NIH Research Festival
The periodontium consists of cementum, the mineralized tissue on the tooth root surface, the alveolar bone surrounding the tooth, and the periodontal ligament, a soft connective tissue sandwiched between and inserted into the bone and cementum. These tissues can be compromised as a result of developmental defects and host–mediated responses to infection and other environmental exposures. The impact of periodontal disease in terms of social, psychological and economic burden on individuals, communities and health services is enormous. Our laboratory uses a variety of in vivo and in vitro models to better define the causes of periodontal diseases and utilizes the knowledge gained to develop interventions for treating periodontal diseases. Approach Three projects will be described. 1. Regulators of Mineralization, Pi/PPi: Phosphate and pyrophosphate metabolism, and its effects on hydroxyapatite formation. 2. Extracellular Matrix Molecules. Effects of extracellular matrix (ECM) molecules, SIBLING (small integrin-binding ligand- N-linked glycoprotein) proteins and collagen (with a specific focus on osteogenesis imperfecta), on mineralization. 3. Modulators of Periodontogenesis: Translational and Clinical Research. Examining periodontal tissues of individuals with various hard/soft connective tissue and inflammatory diseases, coupled with availability of human tissues and animal models, help define the role of specific molecules influencing periodontal tissue homeostasis. Significance: Our research to date has focused on defining mechanisms required to modulate Pi/PPi ratio and ECM family genes/proteins. Recent findings in our lab highlight the importance of fine tuning physiochemical and molecular factors toward achieving a homeostatic balance essential for formation and regeneration of periodontal tissues.

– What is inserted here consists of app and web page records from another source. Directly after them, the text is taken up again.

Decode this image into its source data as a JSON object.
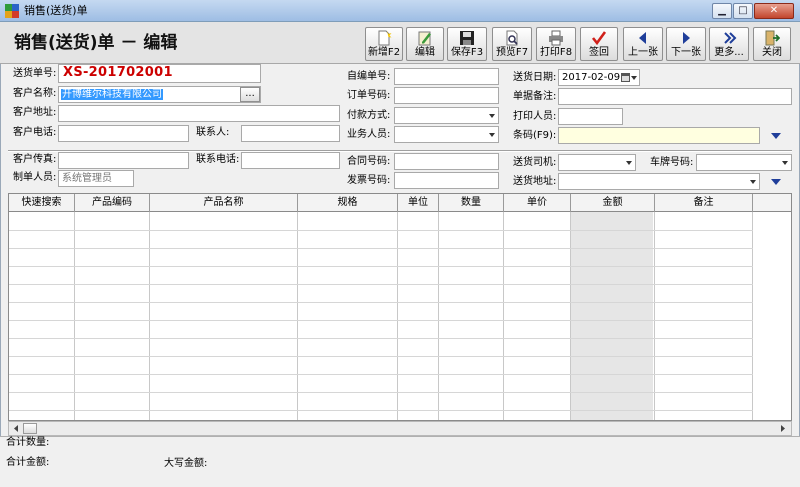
{
  "window": {
    "title": "销售(送货)单",
    "min": "▁",
    "max": "□",
    "close": "✕"
  },
  "header": {
    "title": "销售(送货)单 － 编辑"
  },
  "toolbar": [
    {
      "key": "new",
      "label": "新增F2",
      "icon": "new-document-icon"
    },
    {
      "key": "edit",
      "label": "编辑",
      "icon": "edit-icon"
    },
    {
      "key": "save",
      "label": "保存F3",
      "icon": "floppy-disk-icon"
    },
    {
      "key": "preview",
      "label": "预览F7",
      "icon": "preview-icon"
    },
    {
      "key": "print",
      "label": "打印F8",
      "icon": "printer-icon"
    },
    {
      "key": "approve",
      "label": "签回",
      "icon": "checkmark-icon"
    },
    {
      "key": "prev",
      "label": "上一张",
      "icon": "arrow-left-icon"
    },
    {
      "key": "next",
      "label": "下一张",
      "icon": "arrow-right-icon"
    },
    {
      "key": "more",
      "label": "更多...",
      "icon": "more-icon"
    },
    {
      "key": "close",
      "label": "关闭",
      "icon": "exit-icon"
    }
  ],
  "form": {
    "order_no_label": "送货单号:",
    "order_no": "XS-201702001",
    "customer_name_label": "客户名称:",
    "customer_name": "开博维尔科技有限公司",
    "customer_pick": "...",
    "customer_address_label": "客户地址:",
    "customer_address": "",
    "customer_phone_label": "客户电话:",
    "customer_phone": "",
    "contact_label": "联系人:",
    "contact": "",
    "own_no_label": "自编单号:",
    "own_no": "",
    "ref_no_label": "订单号码:",
    "ref_no": "",
    "payment_label": "付款方式:",
    "payment": "",
    "salesman_label": "业务人员:",
    "salesman": "",
    "date_label": "送货日期:",
    "date": "2017-02-09",
    "remark_label": "单据备注:",
    "remark": "",
    "printer_label": "打印人员:",
    "printer": "",
    "barcode_label": "条码(F9):",
    "barcode": "",
    "fax_label": "客户传真:",
    "fax": "",
    "contact_phone_label": "联系电话:",
    "contact_phone": "",
    "maker_label": "制单人员:",
    "maker": "系统管理员",
    "contract_label": "合同号码:",
    "contract": "",
    "invoice_label": "发票号码:",
    "invoice": "",
    "driver_label": "送货司机:",
    "driver": "",
    "plate_label": "车牌号码:",
    "plate": "",
    "address2_label": "送货地址:",
    "address2": ""
  },
  "grid": {
    "columns": [
      "快速搜索",
      "产品编码",
      "产品名称",
      "规格",
      "单位",
      "数量",
      "单价",
      "金额",
      "备注"
    ]
  },
  "footer": {
    "total_qty_label": "合计数量:",
    "total_qty": "",
    "total_amount_label": "合计金额:",
    "total_amount": "",
    "amount_words_label": "大写金额:",
    "amount_words": ""
  },
  "colors": {
    "accent": "#1f3e9a",
    "order_no": "#cc0000",
    "selection": "#3399ff",
    "barcode_bg": "#ffffe0"
  }
}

Scientific Focus Area: Institute, Center, and Scientific Directors
This page was last updated on Friday, March 26, 2021